The jury also found that the elements of California’s dog bite law were met in the case. They determined that the dog did in fact bite the volunteer, and the bite occurred while the volunteer was in a place she had a legal right to be. They determined the dog bite was a “substantial factor” in the volunteer’s injuries and that the City of Los Angeles controlled both the dog and the animal shelter where the dog bite occurred.

The jury decided that the City of Los Angeles’ negligence in failing to warn the volunteer about the dog’s aggressiveness was a “substantial factor” in the plaintiff’s injuries as well. They found that the City had enough warning and knowledge to protect the volunteer from harm but failed to do so.

The jury found that the injured plaintiff was owed over $6.8 million in damages. This number included over $304,000 for past medical expenses, $2.5 million for future medical expenses, $1.25 million for past pain and suffering, and $2.75 million for future pain and suffering. They also found that the plaintiff bore no responsibility for her own harm.

Expert Participation and Takeaways for Attorneys

This case offered an unusually clear example of a situation in which the party controlling a dog had ample resources and knowledge to prevent injuries, yet failed to do so. The injured plaintiff’s lack of information about the dog’s aggression prompted her to put herself in a situation in which harm was not only extremely likely but actually occurred.

Here, expert participation in dog behavior or management was likely less important to the outcome than expert input on the plaintiff’s injuries. Understanding the full extent of the animal attack injuries - and the limitations the plaintiff will face for the rest of her life - helped the jury quantify both her future medical expenses and her pain and suffering.

About the author

Dani Alexis Ryskamp, J.D.

Dani Alexis Ryskamp, J.D.

Dani Alexis Ryskamp, J.D., is a multifaceted legal professional with a background in insurance defense, personal injury, and medical malpractice law. She has garnered valuable experience through internships in criminal defense, enhancing her understanding of various legal sectors.

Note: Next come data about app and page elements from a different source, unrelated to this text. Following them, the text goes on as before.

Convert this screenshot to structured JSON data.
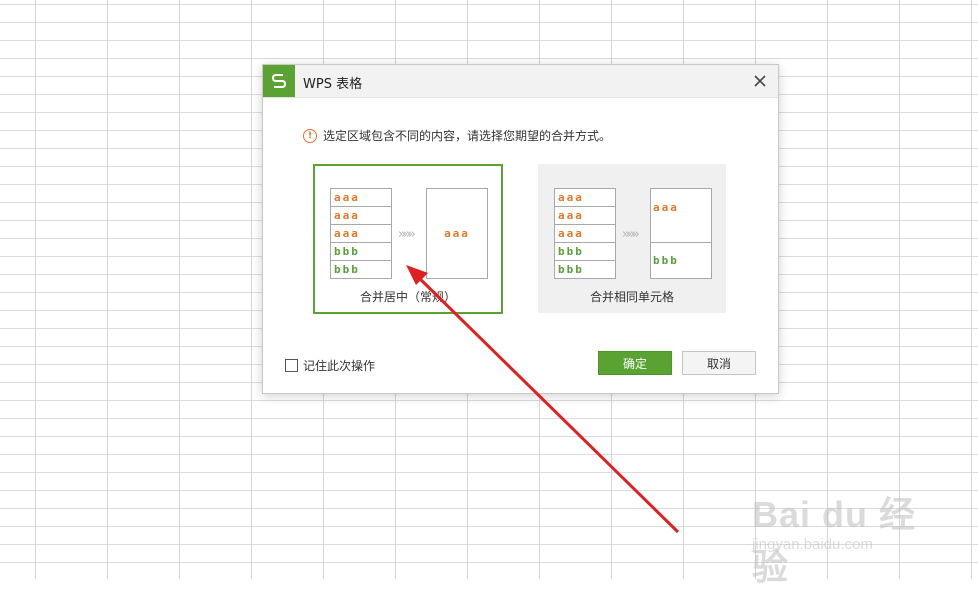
{
  "dialog": {
    "title": "WPS 表格",
    "message": "选定区域包含不同的内容，请选择您期望的合并方式。",
    "options": [
      {
        "label": "合并居中（常规）",
        "selected": true,
        "rows": [
          "aaa",
          "aaa",
          "aaa",
          "bbb",
          "bbb"
        ],
        "result": [
          "aaa"
        ]
      },
      {
        "label": "合并相同单元格",
        "selected": false,
        "rows": [
          "aaa",
          "aaa",
          "aaa",
          "bbb",
          "bbb"
        ],
        "result": [
          "aaa",
          "bbb"
        ]
      }
    ],
    "remember_label": "记住此次操作",
    "remember_checked": false,
    "ok_label": "确定",
    "cancel_label": "取消"
  },
  "arrows_glyph": "»»»",
  "watermark": {
    "main": "Bai du 经验",
    "sub": "jingyan.baidu.com"
  },
  "colors": {
    "accent": "#5aa332",
    "warning": "#e8712d",
    "value_a": "#e07a2a",
    "value_b": "#5a9e3a",
    "annotation": "#e02020"
  }
}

A key part of her legal journey includes serving as the Executive Note Editor of the Michigan Telecommunications and Technology Law Review. Dani graduated with a J.D. from the University of Michigan Law School in 2007, after completing her B.A. in English, summa cum laude, in 2004. She is a member of the Michigan State Bar and the American Bar Association, reflecting her deep commitment to the legal profession.

Currently, Dani Alexis has channeled her legal expertise into a successful career as a freelance writer and book critic, primarily focusing on the legal and literary markets. Her writing portfolio includes articles on diverse topics such as landmark settlements in medical negligence cases, jury awards in personal injury lawsuits, and analyses of legal trial tactics. Her work not only showcases her legal acumen but also her ability to communicate complex legal issues effectively to a wider audience. Dani's blend of legal practice experience and her prowess in legal writing positions her uniquely in the intersection of law and literature.